── EXTRACTED ENTRIES ──

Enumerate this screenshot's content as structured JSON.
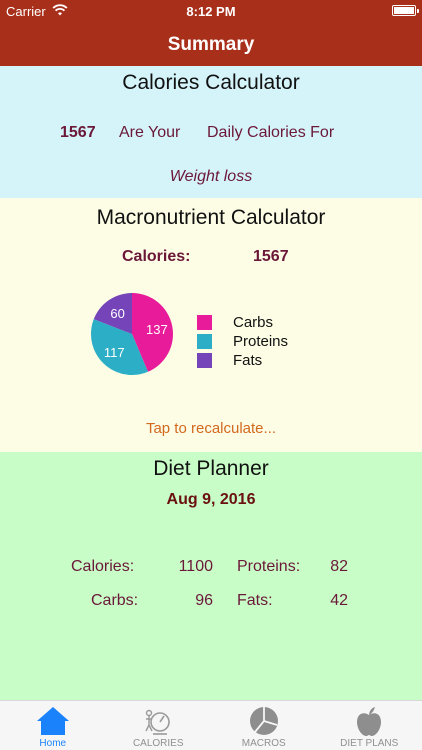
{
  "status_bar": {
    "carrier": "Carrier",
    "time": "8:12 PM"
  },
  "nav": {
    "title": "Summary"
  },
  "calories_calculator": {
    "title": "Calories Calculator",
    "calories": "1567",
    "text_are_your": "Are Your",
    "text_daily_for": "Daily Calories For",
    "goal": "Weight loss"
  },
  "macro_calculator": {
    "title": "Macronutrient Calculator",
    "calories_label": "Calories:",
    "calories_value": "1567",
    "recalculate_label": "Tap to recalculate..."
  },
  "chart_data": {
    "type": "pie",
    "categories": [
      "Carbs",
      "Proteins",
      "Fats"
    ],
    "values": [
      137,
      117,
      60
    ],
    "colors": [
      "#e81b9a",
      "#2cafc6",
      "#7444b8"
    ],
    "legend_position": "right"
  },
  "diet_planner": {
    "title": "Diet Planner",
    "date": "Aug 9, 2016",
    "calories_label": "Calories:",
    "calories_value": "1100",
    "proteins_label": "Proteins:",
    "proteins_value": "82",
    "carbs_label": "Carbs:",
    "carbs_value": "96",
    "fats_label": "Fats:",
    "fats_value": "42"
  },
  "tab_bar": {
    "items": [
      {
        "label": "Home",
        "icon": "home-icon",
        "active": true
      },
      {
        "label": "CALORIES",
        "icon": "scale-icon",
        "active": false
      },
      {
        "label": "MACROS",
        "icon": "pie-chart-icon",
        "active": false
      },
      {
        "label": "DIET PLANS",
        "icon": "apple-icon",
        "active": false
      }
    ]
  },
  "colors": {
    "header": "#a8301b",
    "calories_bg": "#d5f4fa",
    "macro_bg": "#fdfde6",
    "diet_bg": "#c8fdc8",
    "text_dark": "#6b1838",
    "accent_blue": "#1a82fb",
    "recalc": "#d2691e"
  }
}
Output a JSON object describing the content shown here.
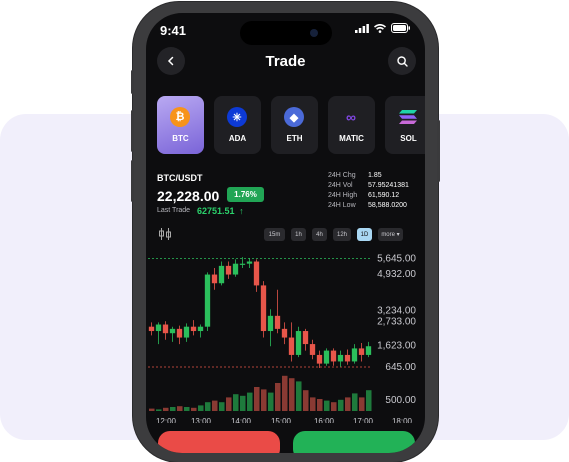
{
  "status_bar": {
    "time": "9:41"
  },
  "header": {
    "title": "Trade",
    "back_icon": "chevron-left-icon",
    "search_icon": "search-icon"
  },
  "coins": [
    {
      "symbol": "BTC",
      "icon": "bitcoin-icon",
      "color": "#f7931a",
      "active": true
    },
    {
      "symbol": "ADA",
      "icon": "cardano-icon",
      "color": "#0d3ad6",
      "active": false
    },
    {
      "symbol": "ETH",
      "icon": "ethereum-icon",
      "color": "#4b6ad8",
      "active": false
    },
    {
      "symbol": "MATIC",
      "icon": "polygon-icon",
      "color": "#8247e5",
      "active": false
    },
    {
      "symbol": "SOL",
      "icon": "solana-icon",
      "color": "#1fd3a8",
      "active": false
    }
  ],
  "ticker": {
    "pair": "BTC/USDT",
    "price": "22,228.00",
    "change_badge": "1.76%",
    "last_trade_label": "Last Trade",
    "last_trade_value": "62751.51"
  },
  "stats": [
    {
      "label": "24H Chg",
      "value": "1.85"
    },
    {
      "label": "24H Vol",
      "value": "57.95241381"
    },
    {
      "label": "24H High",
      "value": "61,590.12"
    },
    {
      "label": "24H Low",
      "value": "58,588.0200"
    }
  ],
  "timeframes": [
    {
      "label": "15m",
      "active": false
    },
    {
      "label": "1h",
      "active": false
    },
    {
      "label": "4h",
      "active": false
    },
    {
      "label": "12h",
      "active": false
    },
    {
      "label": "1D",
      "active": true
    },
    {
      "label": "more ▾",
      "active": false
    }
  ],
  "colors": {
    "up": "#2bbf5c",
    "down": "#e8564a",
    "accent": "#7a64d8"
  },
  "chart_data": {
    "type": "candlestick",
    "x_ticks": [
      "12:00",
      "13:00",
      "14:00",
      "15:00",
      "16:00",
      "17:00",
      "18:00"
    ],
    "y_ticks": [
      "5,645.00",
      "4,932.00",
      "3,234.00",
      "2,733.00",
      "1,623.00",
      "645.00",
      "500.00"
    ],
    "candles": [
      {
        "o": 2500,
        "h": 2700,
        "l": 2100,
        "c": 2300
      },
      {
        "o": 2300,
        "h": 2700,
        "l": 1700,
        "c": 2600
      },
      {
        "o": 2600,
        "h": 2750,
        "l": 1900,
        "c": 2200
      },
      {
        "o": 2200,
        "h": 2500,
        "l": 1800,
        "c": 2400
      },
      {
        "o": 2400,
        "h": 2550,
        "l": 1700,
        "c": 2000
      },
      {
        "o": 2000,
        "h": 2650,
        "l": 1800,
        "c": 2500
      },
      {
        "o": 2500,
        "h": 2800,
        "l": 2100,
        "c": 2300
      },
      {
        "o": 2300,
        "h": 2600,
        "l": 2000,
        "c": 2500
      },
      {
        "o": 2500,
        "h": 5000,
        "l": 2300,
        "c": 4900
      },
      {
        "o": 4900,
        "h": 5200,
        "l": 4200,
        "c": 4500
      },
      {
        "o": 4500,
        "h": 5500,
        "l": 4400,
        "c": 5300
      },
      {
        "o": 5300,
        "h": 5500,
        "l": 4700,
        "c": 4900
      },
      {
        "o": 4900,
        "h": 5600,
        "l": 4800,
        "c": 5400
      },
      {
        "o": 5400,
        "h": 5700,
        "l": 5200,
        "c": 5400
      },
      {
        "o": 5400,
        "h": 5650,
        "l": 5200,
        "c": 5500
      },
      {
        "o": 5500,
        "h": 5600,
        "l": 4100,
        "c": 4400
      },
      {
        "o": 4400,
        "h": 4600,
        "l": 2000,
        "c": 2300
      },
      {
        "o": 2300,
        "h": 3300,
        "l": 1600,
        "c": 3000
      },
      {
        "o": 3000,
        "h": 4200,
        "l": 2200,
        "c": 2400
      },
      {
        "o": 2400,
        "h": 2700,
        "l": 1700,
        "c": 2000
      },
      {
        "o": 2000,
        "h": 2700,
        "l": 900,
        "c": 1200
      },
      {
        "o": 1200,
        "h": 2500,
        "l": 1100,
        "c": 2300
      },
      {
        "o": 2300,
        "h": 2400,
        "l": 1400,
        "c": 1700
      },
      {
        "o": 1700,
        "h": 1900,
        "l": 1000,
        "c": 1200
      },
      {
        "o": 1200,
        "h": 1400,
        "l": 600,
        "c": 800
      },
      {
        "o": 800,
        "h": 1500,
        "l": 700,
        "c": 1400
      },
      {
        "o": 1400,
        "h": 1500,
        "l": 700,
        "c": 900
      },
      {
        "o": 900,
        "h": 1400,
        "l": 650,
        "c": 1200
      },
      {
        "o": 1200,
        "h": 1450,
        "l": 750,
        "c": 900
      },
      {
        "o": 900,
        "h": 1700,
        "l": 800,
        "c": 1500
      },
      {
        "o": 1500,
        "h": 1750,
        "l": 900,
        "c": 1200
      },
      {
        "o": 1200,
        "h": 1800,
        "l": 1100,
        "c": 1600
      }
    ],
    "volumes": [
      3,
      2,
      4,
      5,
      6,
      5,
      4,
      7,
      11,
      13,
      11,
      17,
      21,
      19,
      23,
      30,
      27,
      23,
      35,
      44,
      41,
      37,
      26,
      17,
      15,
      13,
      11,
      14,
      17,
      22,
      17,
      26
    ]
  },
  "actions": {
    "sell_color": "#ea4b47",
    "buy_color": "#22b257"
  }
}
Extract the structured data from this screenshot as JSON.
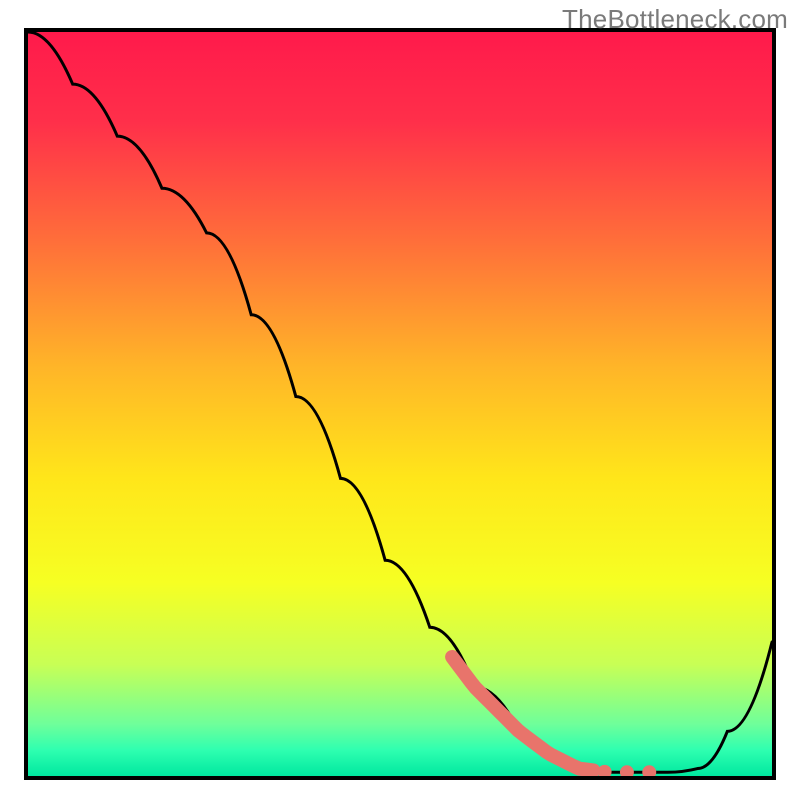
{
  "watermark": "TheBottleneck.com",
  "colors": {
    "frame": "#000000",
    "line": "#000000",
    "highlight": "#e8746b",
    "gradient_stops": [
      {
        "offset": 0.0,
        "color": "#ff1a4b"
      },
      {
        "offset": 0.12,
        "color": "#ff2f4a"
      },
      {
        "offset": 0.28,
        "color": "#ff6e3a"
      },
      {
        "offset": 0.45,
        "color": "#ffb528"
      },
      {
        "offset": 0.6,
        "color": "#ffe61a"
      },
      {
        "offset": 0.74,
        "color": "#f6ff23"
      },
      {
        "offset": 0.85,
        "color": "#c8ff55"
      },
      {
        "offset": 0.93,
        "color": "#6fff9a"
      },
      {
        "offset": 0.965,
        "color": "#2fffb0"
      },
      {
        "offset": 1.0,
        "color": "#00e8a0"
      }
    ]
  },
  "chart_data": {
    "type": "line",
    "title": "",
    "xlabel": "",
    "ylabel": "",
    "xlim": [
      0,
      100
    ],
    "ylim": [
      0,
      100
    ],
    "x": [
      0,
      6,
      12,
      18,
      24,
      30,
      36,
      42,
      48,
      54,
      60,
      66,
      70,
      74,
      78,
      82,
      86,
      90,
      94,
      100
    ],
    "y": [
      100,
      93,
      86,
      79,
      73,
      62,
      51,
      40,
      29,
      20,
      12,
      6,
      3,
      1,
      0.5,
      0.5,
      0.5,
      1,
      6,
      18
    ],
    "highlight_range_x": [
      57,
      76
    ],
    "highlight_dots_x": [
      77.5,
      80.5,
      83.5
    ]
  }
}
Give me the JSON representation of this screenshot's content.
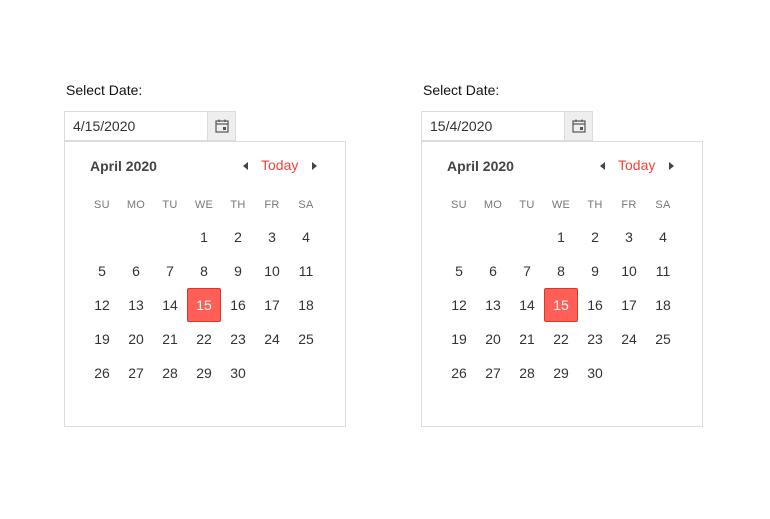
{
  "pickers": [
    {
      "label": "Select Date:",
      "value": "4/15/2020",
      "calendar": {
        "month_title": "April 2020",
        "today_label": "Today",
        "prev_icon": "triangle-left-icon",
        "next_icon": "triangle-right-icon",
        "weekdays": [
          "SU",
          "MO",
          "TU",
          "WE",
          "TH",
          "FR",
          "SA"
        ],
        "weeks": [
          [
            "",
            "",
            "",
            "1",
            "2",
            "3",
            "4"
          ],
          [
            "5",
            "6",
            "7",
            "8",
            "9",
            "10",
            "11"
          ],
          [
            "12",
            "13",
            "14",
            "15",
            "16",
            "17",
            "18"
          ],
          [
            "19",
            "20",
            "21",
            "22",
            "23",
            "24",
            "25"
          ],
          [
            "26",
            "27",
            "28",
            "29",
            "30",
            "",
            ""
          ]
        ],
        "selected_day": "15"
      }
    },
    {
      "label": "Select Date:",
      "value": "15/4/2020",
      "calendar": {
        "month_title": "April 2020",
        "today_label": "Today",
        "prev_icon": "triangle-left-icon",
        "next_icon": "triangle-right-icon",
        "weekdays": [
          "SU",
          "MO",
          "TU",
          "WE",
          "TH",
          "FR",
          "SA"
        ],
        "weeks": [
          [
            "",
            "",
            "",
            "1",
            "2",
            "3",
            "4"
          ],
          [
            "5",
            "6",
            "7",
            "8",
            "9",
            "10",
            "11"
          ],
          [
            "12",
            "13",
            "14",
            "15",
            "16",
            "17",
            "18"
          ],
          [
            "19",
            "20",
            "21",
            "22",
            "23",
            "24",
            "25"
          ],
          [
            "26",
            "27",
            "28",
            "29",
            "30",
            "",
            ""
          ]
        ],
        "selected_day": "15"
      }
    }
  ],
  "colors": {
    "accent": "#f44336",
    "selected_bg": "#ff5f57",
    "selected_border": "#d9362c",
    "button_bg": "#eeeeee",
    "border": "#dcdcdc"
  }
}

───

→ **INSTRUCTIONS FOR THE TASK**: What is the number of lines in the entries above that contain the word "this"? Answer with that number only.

→ **TASK OUTPUT**: 3